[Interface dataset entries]
=== Section Start ===
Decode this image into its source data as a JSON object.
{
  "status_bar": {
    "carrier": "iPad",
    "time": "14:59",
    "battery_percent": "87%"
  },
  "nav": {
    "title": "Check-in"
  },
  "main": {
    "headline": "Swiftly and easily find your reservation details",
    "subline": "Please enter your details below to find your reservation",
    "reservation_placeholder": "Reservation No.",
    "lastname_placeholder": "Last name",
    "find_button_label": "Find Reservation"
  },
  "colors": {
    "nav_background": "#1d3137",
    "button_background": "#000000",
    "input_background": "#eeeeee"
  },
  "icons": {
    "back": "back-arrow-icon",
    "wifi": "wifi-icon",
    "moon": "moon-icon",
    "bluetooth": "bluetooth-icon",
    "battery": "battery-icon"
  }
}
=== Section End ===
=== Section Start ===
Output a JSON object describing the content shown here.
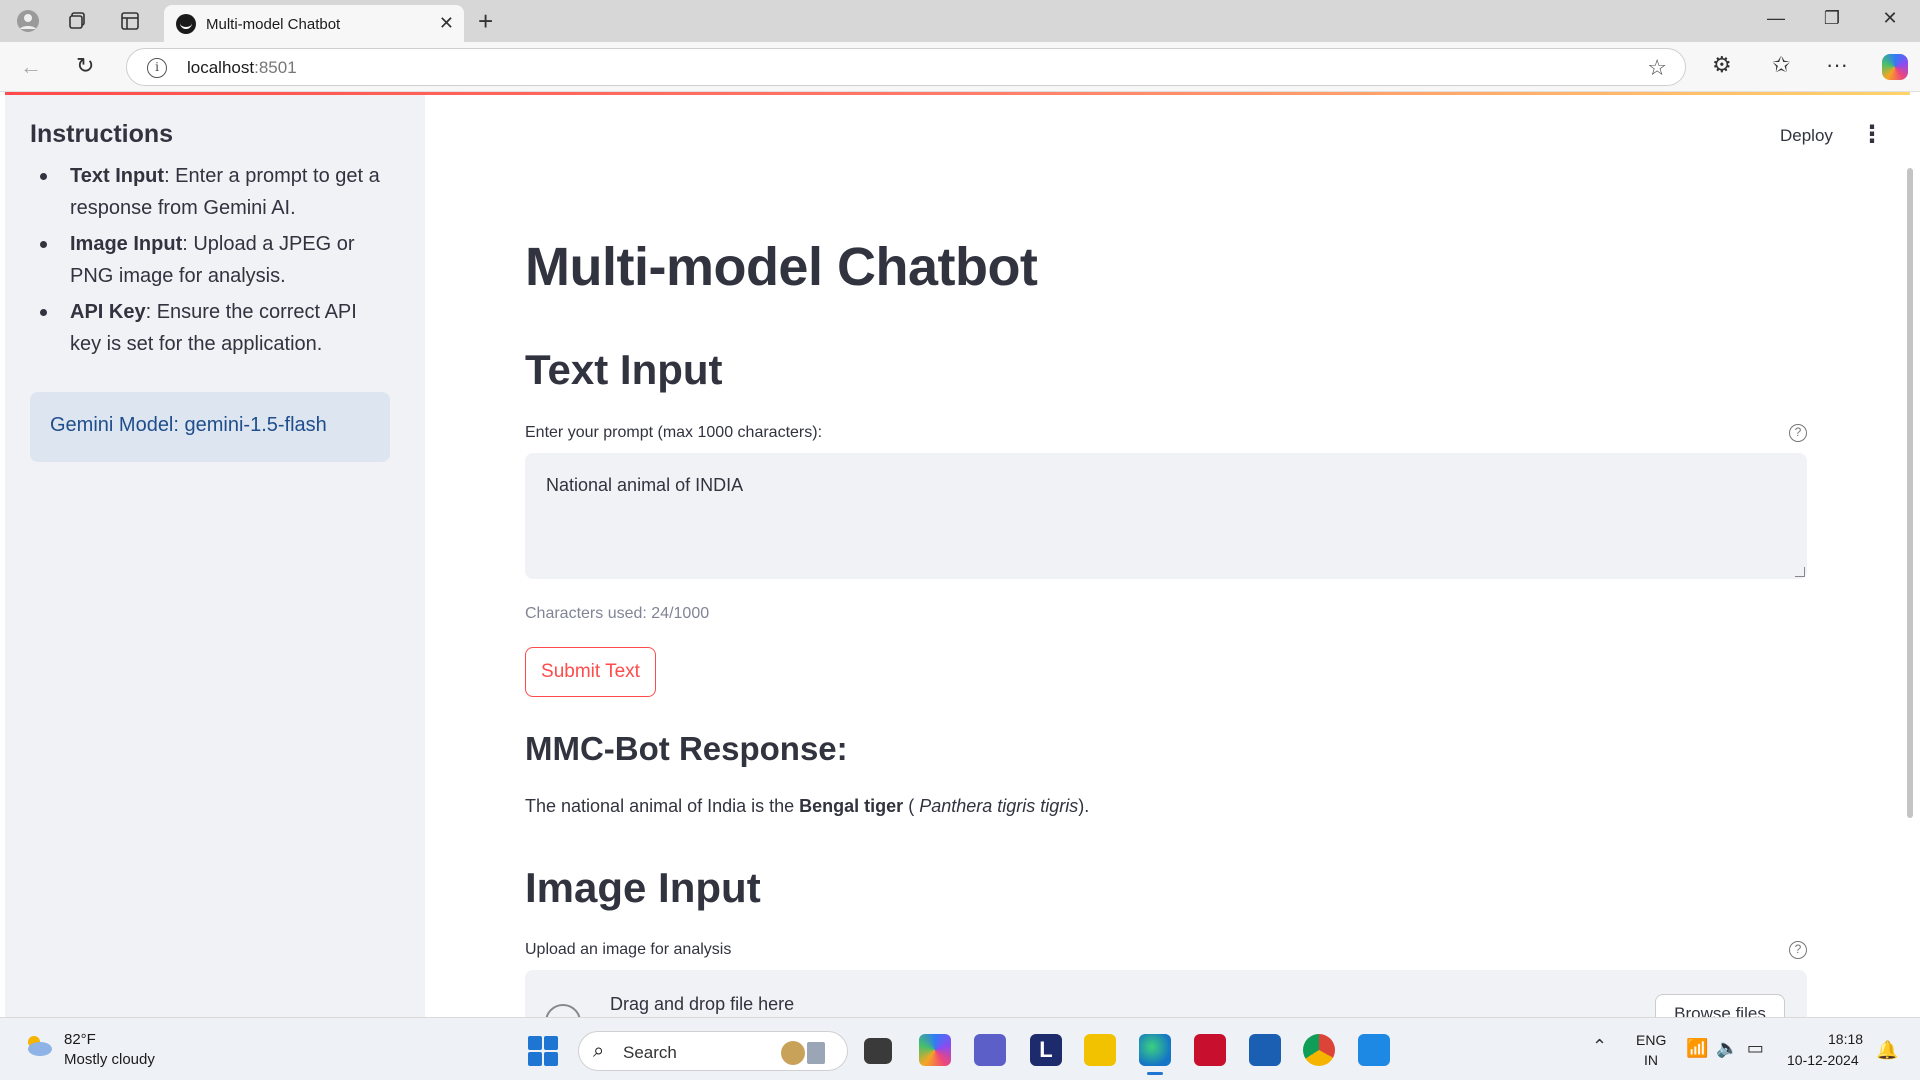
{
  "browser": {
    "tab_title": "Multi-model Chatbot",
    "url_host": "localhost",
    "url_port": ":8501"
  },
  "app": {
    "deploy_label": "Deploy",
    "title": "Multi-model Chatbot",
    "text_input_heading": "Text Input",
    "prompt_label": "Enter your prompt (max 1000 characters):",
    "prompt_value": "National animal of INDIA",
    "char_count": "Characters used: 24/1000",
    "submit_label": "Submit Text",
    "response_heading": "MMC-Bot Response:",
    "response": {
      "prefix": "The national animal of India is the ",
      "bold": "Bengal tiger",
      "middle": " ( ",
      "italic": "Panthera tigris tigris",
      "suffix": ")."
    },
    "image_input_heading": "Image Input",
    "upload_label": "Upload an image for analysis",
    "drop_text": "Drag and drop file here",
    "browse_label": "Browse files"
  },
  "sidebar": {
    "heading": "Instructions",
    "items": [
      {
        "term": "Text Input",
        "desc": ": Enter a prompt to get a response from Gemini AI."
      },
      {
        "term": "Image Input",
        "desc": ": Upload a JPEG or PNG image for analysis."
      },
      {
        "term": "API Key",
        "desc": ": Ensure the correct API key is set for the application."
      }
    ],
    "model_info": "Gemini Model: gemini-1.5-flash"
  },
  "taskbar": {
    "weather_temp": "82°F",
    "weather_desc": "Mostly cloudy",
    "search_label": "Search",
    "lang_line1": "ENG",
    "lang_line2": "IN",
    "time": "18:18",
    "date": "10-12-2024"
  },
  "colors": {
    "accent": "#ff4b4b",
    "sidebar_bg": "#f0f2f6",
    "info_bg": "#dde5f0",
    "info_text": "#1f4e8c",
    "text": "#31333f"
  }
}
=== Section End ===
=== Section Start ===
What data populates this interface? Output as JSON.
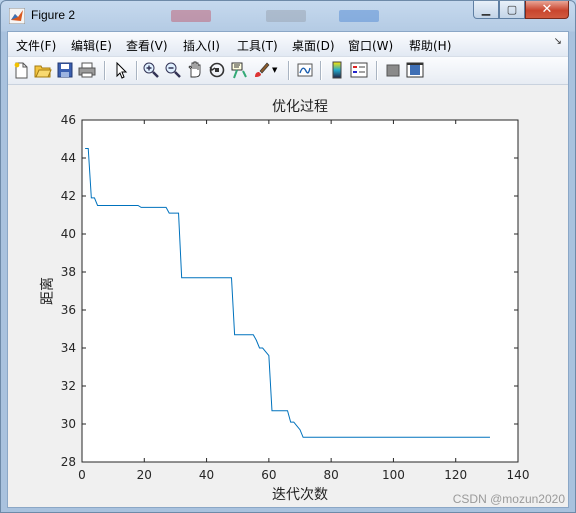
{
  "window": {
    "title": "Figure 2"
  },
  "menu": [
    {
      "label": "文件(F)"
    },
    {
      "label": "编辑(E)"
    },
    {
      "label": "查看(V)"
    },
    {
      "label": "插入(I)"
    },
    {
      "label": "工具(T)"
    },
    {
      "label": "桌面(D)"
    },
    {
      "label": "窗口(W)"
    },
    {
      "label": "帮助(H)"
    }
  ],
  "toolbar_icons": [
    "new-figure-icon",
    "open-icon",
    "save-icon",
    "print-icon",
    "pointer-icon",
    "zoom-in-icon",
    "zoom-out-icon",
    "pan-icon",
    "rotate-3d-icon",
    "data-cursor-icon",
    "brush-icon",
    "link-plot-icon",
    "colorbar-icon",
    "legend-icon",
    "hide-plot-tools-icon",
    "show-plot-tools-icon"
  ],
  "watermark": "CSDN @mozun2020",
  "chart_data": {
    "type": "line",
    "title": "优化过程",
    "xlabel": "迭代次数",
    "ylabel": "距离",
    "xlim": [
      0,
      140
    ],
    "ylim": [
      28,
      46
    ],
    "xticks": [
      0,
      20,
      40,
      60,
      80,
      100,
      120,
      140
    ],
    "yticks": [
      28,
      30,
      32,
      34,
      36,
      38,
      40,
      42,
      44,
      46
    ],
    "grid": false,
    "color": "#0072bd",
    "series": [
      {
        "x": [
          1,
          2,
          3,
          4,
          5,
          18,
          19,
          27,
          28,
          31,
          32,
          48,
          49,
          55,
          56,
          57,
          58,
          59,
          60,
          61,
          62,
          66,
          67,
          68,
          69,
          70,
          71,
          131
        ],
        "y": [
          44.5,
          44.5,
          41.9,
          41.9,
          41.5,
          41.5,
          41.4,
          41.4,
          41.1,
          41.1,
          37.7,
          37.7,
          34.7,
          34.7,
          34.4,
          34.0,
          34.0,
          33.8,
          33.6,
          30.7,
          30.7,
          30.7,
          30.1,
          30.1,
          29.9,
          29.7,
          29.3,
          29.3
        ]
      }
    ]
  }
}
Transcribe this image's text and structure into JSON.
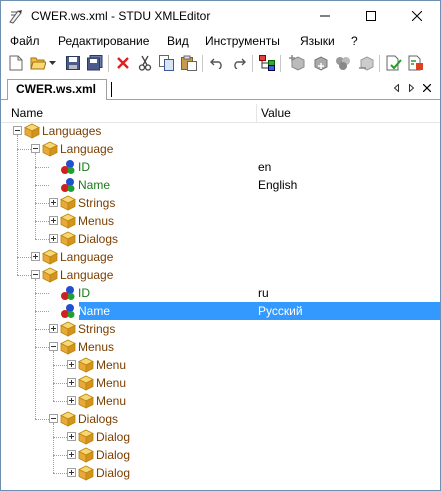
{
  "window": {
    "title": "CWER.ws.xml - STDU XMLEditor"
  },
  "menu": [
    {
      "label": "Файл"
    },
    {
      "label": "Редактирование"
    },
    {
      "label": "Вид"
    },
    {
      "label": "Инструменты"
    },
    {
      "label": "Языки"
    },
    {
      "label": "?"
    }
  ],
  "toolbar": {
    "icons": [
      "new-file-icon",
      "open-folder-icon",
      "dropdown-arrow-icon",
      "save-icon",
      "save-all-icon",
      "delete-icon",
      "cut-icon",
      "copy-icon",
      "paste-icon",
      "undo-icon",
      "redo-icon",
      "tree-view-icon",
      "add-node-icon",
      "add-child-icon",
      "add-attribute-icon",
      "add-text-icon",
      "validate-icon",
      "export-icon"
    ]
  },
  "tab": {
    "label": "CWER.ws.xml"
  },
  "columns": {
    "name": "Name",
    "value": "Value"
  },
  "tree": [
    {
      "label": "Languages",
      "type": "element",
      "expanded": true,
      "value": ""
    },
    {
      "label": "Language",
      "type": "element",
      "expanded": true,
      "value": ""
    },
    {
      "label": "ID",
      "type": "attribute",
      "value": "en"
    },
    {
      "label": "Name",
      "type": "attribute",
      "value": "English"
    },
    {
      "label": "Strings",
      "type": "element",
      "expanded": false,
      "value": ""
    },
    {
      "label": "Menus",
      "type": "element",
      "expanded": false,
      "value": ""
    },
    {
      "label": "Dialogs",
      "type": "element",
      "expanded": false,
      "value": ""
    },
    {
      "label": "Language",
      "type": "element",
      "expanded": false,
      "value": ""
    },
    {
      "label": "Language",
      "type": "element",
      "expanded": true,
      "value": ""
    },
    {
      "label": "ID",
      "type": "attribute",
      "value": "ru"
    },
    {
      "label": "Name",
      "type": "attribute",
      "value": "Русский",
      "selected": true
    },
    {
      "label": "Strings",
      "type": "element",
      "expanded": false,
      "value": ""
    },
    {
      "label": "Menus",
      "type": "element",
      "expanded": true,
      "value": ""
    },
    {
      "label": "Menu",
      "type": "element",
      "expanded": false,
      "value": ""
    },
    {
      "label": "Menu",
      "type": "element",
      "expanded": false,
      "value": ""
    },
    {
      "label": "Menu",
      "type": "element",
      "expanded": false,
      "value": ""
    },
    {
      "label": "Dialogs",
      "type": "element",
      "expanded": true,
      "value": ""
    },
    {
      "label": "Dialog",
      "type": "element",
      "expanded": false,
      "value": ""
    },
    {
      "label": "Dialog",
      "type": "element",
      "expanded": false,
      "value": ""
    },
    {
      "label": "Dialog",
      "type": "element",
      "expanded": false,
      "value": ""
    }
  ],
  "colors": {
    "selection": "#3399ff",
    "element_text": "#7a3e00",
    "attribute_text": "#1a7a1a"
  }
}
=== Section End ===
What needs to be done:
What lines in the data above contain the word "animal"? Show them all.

Answer:
    "prompt_value": "National animal of INDIA",
      "prefix": "The national animal of India is the ",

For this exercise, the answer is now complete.